◆ Exercise description
Retyping the records exactly is the whole task.

◆ Records supplied
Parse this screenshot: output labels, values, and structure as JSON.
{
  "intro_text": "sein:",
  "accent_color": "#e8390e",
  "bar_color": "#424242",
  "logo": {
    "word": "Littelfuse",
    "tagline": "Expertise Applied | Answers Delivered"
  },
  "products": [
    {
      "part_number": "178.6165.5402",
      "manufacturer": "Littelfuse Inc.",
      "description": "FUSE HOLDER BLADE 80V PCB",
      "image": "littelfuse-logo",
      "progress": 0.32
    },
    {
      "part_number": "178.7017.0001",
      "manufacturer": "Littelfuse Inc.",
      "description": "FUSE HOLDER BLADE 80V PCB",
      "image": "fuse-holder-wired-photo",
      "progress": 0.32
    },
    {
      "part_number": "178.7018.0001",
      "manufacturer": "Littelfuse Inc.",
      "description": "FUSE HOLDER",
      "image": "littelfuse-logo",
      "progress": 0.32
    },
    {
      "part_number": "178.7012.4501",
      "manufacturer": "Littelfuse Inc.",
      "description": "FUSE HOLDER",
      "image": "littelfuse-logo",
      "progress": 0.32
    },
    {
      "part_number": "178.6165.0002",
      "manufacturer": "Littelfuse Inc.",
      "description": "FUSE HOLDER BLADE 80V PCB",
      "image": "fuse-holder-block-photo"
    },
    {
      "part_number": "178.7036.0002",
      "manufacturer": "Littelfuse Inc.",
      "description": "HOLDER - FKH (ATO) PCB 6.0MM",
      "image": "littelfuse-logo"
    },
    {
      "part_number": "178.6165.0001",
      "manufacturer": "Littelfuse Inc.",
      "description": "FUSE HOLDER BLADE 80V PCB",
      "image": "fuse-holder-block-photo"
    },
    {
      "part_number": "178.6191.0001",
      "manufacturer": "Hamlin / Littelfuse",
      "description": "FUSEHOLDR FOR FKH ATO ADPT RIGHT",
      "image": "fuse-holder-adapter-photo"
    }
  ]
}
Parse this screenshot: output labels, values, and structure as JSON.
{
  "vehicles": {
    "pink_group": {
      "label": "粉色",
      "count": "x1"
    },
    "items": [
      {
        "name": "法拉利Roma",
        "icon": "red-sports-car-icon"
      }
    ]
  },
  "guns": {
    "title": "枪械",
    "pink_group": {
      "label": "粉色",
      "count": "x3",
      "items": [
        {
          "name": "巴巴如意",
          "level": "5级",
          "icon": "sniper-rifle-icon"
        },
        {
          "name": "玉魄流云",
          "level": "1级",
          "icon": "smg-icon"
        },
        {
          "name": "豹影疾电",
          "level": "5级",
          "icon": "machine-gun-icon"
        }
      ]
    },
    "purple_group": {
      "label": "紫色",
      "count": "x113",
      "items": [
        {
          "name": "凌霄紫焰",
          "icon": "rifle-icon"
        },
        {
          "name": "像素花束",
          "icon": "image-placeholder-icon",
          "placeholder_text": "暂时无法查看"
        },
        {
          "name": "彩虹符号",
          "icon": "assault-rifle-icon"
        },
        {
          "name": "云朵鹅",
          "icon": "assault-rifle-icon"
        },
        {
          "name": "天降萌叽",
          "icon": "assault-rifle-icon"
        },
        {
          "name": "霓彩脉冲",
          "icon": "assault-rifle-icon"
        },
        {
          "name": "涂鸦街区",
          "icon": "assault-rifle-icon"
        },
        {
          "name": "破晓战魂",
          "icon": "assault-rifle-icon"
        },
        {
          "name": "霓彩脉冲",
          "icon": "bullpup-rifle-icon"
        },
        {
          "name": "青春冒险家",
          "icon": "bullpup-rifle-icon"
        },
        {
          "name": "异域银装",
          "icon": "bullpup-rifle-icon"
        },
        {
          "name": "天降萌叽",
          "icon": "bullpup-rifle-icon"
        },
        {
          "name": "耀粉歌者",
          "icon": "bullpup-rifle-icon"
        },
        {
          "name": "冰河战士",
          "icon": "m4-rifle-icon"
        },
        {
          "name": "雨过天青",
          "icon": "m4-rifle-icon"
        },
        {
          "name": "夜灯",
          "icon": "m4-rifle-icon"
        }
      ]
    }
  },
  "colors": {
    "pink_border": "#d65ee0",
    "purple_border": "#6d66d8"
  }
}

◆ Finished exercise
Parse this screenshot: output labels, values, and structure as JSON.
{
  "intro_text": "sein:",
  "accent_color": "#e8390e",
  "bar_color": "#424242",
  "logo": {
    "word": "Littelfuse",
    "tagline": "Expertise Applied | Answers Delivered"
  },
  "products": [
    {
      "part_number": "178.6165.5402",
      "manufacturer": "Littelfuse Inc.",
      "description": "FUSE HOLDER BLADE 80V PCB",
      "image": "littelfuse-logo",
      "progress": 0.32
    },
    {
      "part_number": "178.7017.0001",
      "manufacturer": "Littelfuse Inc.",
      "description": "FUSE HOLDER BLADE 80V PCB",
      "image": "fuse-holder-wired-photo",
      "progress": 0.32
    },
    {
      "part_number": "178.7018.0001",
      "manufacturer": "Littelfuse Inc.",
      "description": "FUSE HOLDER",
      "image": "littelfuse-logo",
      "progress": 0.32
    },
    {
      "part_number": "178.7012.4501",
      "manufacturer": "Littelfuse Inc.",
      "description": "FUSE HOLDER",
      "image": "littelfuse-logo",
      "progress": 0.32
    },
    {
      "part_number": "178.6165.0002",
      "manufacturer": "Littelfuse Inc.",
      "description": "FUSE HOLDER BLADE 80V PCB",
      "image": "fuse-holder-block-photo"
    },
    {
      "part_number": "178.7036.0002",
      "manufacturer": "Littelfuse Inc.",
      "description": "HOLDER - FKH (ATO) PCB 6.0MM",
      "image": "littelfuse-logo"
    },
    {
      "part_number": "178.6165.0001",
      "manufacturer": "Littelfuse Inc.",
      "description": "FUSE HOLDER BLADE 80V PCB",
      "image": "fuse-holder-block-photo"
    },
    {
      "part_number": "178.6191.0001",
      "manufacturer": "Hamlin / Littelfuse",
      "description": "FUSEHOLDR FOR FKH ATO ADPT RIGHT",
      "image": "fuse-holder-adapter-photo"
    }
  ]
}
Parse this screenshot: output labels, values, and structure as JSON.
{
  "vehicles": {
    "pink_group": {
      "label": "粉色",
      "count": "x1"
    },
    "items": [
      {
        "name": "法拉利Roma",
        "icon": "red-sports-car-icon"
      }
    ]
  },
  "guns": {
    "title": "枪械",
    "pink_group": {
      "label": "粉色",
      "count": "x3",
      "items": [
        {
          "name": "巴巴如意",
          "level": "5级",
          "icon": "sniper-rifle-icon"
        },
        {
          "name": "玉魄流云",
          "level": "1级",
          "icon": "smg-icon"
        },
        {
          "name": "豹影疾电",
          "level": "5级",
          "icon": "machine-gun-icon"
        }
      ]
    },
    "purple_group": {
      "label": "紫色",
      "count": "x113",
      "items": [
        {
          "name": "凌霄紫焰",
          "icon": "rifle-icon"
        },
        {
          "name": "像素花束",
          "icon": "image-placeholder-icon",
          "placeholder_text": "暂时无法查看"
        },
        {
          "name": "彩虹符号",
          "icon": "assault-rifle-icon"
        },
        {
          "name": "云朵鹅",
          "icon": "assault-rifle-icon"
        },
        {
          "name": "天降萌叽",
          "icon": "assault-rifle-icon"
        },
        {
          "name": "霓彩脉冲",
          "icon": "assault-rifle-icon"
        },
        {
          "name": "涂鸦街区",
          "icon": "assault-rifle-icon"
        },
        {
          "name": "破晓战魂",
          "icon": "assault-rifle-icon"
        },
        {
          "name": "霓彩脉冲",
          "icon": "bullpup-rifle-icon"
        },
        {
          "name": "青春冒险家",
          "icon": "bullpup-rifle-icon"
        },
        {
          "name": "异域银装",
          "icon": "bullpup-rifle-icon"
        },
        {
          "name": "天降萌叽",
          "icon": "bullpup-rifle-icon"
        },
        {
          "name": "耀粉歌者",
          "icon": "bullpup-rifle-icon"
        },
        {
          "name": "冰河战士",
          "icon": "m4-rifle-icon"
        },
        {
          "name": "雨过天青",
          "icon": "m4-rifle-icon"
        },
        {
          "name": "夜灯",
          "icon": "m4-rifle-icon"
        }
      ]
    }
  },
  "colors": {
    "pink_border": "#d65ee0",
    "purple_border": "#6d66d8"
  }
}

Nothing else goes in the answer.